Meet The Candidates: Sandra Lizza, Summit Common Council, Ward 2
Friday, November 1, 2013 • 12:21pm
Editor's note: As we count down to election day November 5, The Alternative Press of Summit continues a series of profiles on candidates running for local and district office. Similar to the ongoing Meet The Leaders series, the objective is to provide our readers the opportunity to hear from the candidates regarding their background, their motivation for seeking public office, and their take on our present and future outlook. In order to keep the format consistent, The Alternative Press presents each individual with the same five questions. We publish their answers unedited.
Today - Summit Common Council - Ward 2 - Sandra Lizza
Born in a small town outside of Pittsburgh, I was raised in Alexandria, Virginia, a suburb of Washington DC, with many families like mine who were affiliated with the military or government. With a public school education, I was valedictorian of my high school class of 600, going on to receive a BS degree in Commerce, with distinction, from the University of Virginia, and an MBA from the College of William and Mary. My 24–year career included leadership positions in finance and purchasing, where I was responsible for accounting, budgeting, controls, strategic planning and implementation of technology projects. I am effective in bringing diverse groups together, building teams to improve processes and achieving results. I have strong fiscal management and project management skills.
My husband Charlie and I chose Summit as our home 18 years ago to raise our two sons. With David a junior at Georgetown, and Michael a sophomore at the University of Chicago, I decided to commit my time to the responsibilities of a Council member and also to having a visible presence in our community for outreach to residents. My involvement in our community includes Summit's Historic Preservation Commission, Summit Support Our Troops, volunteer in the schools and Scout troops, tutoring ESL students, and as a religious ed teacher at St. Teresa's. As a trustee of the Summit Area Public Foundation, I have had the opportunity to learn of the needs and assist many of the non-profits in our area.
What led you to pursue a position in public office?
My decision to run for Council is the culmination of many years of community and civic volunteer service in my hometown. I have the skills, the temperament and the civic motivation to be an effective Council team member, and I'm raising my hand to help and to add a new voice. As an involved Summit resident for 18 years volunteering in the schools, my church, and non-profit groups, I have worked with many segments of our community. This wide network of community contacts is an opportunity to make connections and get more people involved in our town. I am approachable and will reach out to residents in many different settings to bring our community closer to address issues. My business background in finance and project management equips me with key skills in guidance, analysis and decision-making with groups of many disciplines.
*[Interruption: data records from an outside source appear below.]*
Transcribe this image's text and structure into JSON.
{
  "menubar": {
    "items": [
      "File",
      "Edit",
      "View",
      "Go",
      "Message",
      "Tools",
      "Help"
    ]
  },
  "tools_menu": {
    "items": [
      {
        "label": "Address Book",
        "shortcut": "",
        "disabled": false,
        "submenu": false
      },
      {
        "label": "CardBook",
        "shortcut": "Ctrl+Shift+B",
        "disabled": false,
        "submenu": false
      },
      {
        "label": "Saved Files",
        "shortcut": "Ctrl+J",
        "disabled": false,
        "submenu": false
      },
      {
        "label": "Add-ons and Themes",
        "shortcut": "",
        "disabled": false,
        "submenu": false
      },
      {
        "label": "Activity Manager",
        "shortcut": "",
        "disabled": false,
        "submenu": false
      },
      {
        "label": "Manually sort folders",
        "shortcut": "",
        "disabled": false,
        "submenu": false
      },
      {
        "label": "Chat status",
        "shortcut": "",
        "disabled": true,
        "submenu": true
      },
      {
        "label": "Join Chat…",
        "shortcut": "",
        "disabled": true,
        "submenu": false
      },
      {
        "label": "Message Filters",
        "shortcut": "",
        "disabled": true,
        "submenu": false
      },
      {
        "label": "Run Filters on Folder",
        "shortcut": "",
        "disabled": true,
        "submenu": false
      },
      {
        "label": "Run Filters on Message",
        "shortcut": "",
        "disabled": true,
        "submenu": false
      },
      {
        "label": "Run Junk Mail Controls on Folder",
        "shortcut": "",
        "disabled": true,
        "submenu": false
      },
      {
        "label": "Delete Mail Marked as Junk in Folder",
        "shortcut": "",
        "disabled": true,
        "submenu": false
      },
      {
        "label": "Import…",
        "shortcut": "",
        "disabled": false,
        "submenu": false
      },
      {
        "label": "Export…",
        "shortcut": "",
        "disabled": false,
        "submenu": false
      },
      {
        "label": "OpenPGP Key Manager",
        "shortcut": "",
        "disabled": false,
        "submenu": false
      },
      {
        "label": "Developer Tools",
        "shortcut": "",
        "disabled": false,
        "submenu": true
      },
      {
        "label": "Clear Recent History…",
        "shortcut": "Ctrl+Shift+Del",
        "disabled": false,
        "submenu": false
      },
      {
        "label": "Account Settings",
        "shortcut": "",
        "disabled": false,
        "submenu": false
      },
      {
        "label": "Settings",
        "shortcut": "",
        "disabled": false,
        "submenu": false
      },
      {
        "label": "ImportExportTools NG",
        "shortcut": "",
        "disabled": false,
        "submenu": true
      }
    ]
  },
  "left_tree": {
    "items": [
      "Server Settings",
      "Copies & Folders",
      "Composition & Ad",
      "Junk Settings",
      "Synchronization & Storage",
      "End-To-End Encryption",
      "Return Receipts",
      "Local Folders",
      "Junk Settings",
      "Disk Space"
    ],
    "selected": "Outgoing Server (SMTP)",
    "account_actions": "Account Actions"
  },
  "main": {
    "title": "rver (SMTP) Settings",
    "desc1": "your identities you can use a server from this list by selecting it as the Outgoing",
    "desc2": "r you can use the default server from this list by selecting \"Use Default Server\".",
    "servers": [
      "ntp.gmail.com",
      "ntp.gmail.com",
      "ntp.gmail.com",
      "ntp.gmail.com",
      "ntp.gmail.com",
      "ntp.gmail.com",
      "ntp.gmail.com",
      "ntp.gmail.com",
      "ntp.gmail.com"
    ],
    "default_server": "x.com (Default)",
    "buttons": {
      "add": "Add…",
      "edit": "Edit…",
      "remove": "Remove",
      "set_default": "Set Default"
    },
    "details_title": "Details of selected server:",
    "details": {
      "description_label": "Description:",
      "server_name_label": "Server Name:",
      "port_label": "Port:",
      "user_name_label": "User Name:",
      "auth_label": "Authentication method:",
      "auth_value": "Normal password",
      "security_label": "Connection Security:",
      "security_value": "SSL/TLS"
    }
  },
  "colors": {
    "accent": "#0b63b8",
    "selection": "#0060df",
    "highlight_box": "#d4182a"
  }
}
What are the biggest challenges facing Summit?
Controlling our taxes so that Summit can be affordable for current and future residents is even more challenging during this time of slow economic recovery. This statement encompasses many issues and concerns.
For City and school taxes, managing spending for competing needs within our priorities for safety, school excellence, sound infrastructure and services. For the county portion of our tax bill, which has grown to about 28% of our total taxes, convincing Union County Freeholders that they must bring down spending since their increases are limiting our local decisions and the affordability of our town. If our municipality and school district and even other counties are making the tough decisions to limit spending, Union County must do so, also. Merck's announced departure is a potential challenge. Summit will support Merck's efforts to find a potential buyer and mitigate a potential tax issue in several years. There's an opportunity here, also, with the site's new owner, to broaden, and even energize, Summit's profile.
Summit will need to be creative and assertive to reach further for shared services, for grant assistance and to expand public-private partnerships.
What are the biggest opportunities for Summit?
Our challenges discussed above are also our opportunities.
Another opportunity is to harness the energy and talent of our residents to contribute to enhancing life in Summit. I see an opportunity to educate, expose and involve residents to civic and community issues from the time they move to Summit (and also even before, with the City's web presence).
I truly believe that Summit is a great city, and every way that the public has to see our city, from driving into it, to riding through it on the train, to seeing it on the internet, should make one say, "wow, I'd love to live in that community."
What would be on your "to-do list," if elected?
First, I would address the challenges discussed above. Merck’s departure is a high priority.
Second, I believe we can provide a better framework for choices and decisions by expanding our operating budget beyond one year. We should also understand the impact of our capital plans. By providing a wider lens to view programs, these plans and budgets will show the impact of decisions and obligations going forward, helping the decision and planning process.
Third, I would like to see the progress and evaluation of current programs on an on-going basis, especially emergency management and parking. I believe the City should post progress on the City's website. Also, posting goals and results for each City committee and commission would provide residents with insight on what they do and what is accomplished. This would broaden outreach and create more civic awareness in our community. For residents who have either an expertise or interest in the subject areas, this may stimulate interest to volunteer for these committees.
What are 5 words to describe Summit?
"A great place to live."